I certainly won't force it but it had room either way before I took it in to the Luthier.

Lowering the saddles did it, it plays fine now and is still intonated correctly.
Slot depth matters, or perhaps to be more precise nut height matters, whatever the issue was I'm happier now.

I like the strat, but I have a Agile AL-3200 coming Monday as I was a Les Paul player long ago, I prefer no tremolo and the sound of the Paul.
I'm excited but trying to keep my expectations on the Agile low, so fingers crossed.

Thanks for the help guys (and gals).
#12
Yeah, I totally go for the not burying the strings. The wound strings on mine look like they sit on the slot more than in the slot.
I love a low action at the nut. Love, love , love it.
#13
Quote by 33db

I like the strat, but I have a Agile AL-3200 coming Monday as I was a Les Paul player long ago, I prefer no tremolo and the sound of the Paul.
I'm excited but trying to keep my expectations on the Agile low, so fingers crossed.


Is this a NEW AL-3200, or used?
#15
Quote by 33db
dspellman
It's new, and if you have bad news save it, I'm stressed enough as it is.


the agiles are pretty good. that being said unless you are experienced at setting up guitars yourself you should have your new guitars setup.
Prs se Holcomb is the answer
#16
Go high or go home. If it ain't at least 1/4" at the 12th fret I'm gone!!
#18
Quote by TobusRex
Go high or go home. If it ain't at least 1/4" at the 12th fret I'm gone!!

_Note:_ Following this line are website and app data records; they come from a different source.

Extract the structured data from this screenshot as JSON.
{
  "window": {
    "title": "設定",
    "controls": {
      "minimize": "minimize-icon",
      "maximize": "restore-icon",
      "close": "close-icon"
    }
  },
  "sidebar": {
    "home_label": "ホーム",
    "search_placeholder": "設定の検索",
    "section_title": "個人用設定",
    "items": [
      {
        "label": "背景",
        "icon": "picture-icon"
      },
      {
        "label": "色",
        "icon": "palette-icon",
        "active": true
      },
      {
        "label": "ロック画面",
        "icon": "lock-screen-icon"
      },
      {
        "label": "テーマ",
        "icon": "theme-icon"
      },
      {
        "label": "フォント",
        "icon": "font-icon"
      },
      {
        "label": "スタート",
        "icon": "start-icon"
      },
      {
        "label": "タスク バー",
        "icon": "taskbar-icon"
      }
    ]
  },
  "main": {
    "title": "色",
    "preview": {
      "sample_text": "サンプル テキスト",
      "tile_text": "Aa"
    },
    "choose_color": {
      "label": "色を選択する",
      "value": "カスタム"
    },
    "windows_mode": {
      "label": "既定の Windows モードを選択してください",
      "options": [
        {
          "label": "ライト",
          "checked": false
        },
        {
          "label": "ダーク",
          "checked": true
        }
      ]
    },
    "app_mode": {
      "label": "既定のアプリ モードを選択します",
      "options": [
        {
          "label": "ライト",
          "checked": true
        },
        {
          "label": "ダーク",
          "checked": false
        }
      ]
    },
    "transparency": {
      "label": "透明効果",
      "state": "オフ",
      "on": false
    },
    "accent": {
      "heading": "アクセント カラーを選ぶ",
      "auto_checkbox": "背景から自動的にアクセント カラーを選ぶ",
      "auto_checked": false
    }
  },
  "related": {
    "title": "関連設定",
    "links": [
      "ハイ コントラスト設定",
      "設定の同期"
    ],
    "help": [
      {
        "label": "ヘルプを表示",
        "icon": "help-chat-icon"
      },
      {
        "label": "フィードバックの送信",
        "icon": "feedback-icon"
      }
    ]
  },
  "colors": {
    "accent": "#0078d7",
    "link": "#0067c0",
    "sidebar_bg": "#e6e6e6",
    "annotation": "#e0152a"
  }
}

#19
I'll tell you what on the Agile AL-3200, it sounds much better right out of the box than a Fender Strat, after an hour on the Agile I plugged the Strat in and it sounds thin and tinny.
The action needs some work, but not bad at all right out of the box.
#21
chaosinsues5
Maybe, this Agile has push pull pots and spilt coils, it sounds better in that mode too.

The Agile came with D'addrio 0.10 strings the strat has super bullet 0.9 which sound brighter to me than the slinkys I usually use.
Maybe that's part of it.